Exercise details: Among these entries, count the lines containing the word "files" and answer with only the number.

--------

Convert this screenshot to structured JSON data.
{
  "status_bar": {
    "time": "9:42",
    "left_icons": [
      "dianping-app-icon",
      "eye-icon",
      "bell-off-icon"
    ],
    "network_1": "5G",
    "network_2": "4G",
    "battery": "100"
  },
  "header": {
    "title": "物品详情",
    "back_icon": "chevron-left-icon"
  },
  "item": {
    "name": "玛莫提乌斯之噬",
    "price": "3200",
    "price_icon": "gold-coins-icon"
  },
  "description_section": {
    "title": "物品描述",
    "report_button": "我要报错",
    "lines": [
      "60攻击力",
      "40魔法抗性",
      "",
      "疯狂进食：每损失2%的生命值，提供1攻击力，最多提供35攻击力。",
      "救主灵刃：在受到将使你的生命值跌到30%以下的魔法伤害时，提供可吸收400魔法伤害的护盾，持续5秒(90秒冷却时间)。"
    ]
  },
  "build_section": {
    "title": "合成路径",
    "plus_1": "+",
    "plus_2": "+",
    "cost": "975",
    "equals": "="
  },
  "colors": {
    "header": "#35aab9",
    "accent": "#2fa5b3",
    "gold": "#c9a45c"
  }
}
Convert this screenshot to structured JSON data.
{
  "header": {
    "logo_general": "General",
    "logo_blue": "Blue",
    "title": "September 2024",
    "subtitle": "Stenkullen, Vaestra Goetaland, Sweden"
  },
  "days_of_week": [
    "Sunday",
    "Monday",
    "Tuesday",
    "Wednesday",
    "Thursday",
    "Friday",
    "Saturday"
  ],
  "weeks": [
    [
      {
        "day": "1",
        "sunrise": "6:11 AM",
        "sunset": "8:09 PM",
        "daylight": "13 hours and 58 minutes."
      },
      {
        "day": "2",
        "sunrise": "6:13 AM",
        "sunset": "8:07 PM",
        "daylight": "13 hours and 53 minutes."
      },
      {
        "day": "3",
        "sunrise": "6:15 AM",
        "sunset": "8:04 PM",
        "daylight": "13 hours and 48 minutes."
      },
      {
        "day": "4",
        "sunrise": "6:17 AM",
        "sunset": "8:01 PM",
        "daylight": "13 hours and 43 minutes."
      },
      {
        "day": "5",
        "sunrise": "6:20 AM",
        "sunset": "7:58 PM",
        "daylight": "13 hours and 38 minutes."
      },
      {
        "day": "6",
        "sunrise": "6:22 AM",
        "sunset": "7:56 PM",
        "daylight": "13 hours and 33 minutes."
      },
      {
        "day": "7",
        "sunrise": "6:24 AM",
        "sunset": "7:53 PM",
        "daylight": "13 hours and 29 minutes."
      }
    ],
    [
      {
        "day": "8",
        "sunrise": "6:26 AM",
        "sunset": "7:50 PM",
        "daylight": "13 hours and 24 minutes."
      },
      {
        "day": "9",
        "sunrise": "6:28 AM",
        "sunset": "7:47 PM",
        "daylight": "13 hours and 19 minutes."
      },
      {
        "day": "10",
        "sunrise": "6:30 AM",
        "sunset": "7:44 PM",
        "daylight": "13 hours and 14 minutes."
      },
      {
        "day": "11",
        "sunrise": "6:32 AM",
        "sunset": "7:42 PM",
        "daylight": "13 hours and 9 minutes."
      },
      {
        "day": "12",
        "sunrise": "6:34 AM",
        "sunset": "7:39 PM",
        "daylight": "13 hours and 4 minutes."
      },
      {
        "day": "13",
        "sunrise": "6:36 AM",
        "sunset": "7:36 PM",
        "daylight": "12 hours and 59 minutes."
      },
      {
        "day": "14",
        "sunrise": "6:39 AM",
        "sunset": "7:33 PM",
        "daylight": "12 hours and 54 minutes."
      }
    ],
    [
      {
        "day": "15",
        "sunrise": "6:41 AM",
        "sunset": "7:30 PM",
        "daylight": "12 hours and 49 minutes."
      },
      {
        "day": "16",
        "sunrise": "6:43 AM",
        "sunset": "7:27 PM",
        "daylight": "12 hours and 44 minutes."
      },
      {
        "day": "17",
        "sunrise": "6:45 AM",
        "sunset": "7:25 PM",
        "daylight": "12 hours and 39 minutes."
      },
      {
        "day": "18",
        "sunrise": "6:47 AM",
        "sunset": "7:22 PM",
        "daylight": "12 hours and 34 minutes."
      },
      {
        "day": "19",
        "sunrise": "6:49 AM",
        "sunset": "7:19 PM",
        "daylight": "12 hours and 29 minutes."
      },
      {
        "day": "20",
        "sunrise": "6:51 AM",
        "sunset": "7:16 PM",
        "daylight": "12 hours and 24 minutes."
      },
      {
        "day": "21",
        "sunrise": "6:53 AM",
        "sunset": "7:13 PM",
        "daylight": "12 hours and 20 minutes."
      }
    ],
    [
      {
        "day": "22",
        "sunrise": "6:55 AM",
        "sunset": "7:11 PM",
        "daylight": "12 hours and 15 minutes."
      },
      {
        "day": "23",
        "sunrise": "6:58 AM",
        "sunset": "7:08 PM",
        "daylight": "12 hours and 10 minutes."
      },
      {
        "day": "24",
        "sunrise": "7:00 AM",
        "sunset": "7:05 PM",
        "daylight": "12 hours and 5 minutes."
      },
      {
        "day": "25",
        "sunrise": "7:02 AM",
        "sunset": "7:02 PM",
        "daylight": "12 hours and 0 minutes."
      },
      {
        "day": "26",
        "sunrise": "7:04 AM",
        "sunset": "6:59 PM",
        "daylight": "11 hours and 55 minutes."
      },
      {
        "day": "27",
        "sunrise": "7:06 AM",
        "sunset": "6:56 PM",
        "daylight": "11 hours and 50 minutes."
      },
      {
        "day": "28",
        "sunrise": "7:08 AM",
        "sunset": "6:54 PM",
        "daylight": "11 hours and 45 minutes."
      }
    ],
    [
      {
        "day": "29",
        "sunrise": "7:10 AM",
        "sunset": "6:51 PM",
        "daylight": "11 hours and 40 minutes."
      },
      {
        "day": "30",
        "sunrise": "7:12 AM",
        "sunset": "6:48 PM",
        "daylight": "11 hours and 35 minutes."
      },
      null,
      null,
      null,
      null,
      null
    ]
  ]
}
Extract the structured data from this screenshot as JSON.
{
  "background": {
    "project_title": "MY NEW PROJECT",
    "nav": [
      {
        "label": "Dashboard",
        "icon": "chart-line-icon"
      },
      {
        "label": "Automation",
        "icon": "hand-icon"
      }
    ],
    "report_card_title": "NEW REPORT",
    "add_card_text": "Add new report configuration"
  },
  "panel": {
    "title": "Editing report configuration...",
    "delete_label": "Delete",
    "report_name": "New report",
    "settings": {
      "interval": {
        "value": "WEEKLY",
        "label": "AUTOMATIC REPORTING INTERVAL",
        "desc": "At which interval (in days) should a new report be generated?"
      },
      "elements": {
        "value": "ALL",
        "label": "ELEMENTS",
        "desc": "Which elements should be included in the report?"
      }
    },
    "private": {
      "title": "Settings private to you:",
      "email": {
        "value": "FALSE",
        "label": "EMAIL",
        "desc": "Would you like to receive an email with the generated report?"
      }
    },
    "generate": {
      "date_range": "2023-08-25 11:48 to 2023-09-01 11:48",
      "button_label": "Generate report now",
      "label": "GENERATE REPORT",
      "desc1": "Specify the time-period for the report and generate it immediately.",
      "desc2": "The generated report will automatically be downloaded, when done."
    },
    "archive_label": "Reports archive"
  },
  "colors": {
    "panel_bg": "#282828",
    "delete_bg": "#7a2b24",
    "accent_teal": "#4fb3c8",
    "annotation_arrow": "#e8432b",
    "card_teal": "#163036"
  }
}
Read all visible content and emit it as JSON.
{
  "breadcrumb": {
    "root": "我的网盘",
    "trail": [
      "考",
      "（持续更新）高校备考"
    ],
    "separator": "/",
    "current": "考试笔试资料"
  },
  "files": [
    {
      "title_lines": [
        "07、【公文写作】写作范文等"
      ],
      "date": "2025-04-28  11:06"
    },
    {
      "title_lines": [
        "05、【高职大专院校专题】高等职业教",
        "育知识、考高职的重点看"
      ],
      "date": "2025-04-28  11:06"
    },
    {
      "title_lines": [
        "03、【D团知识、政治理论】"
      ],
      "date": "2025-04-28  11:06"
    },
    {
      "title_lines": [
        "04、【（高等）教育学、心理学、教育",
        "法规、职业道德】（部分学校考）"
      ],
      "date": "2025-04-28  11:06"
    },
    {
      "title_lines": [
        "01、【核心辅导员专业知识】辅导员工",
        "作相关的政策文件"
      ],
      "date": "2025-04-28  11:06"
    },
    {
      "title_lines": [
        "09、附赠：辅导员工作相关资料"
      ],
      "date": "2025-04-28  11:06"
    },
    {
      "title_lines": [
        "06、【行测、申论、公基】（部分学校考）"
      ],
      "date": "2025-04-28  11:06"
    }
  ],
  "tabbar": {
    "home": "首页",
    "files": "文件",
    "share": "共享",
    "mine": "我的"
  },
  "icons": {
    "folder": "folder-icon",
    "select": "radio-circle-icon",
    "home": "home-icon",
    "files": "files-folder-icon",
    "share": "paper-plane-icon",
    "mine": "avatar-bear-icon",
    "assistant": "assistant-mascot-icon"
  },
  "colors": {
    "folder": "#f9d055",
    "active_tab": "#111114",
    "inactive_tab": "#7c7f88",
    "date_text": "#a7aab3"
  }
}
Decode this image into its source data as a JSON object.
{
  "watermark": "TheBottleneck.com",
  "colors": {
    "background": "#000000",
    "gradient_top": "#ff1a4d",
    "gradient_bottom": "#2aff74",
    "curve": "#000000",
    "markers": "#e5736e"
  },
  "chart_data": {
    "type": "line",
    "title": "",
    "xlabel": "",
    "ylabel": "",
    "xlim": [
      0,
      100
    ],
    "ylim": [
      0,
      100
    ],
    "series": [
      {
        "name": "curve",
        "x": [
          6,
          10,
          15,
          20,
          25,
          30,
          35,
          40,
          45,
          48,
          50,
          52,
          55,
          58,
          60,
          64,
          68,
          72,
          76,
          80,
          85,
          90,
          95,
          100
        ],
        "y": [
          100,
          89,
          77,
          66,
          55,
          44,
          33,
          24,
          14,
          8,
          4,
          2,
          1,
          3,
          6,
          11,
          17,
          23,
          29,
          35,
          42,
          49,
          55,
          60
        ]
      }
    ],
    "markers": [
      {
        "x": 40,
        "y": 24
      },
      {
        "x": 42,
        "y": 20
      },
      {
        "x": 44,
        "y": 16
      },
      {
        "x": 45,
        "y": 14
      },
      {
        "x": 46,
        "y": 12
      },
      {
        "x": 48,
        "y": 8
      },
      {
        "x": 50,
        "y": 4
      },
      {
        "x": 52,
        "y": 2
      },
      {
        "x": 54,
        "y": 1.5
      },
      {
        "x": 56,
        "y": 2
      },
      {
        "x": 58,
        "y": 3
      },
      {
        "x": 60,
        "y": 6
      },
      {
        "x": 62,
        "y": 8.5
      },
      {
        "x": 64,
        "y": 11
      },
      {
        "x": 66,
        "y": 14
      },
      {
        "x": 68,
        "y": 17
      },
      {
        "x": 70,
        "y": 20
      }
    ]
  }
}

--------

Task response: 3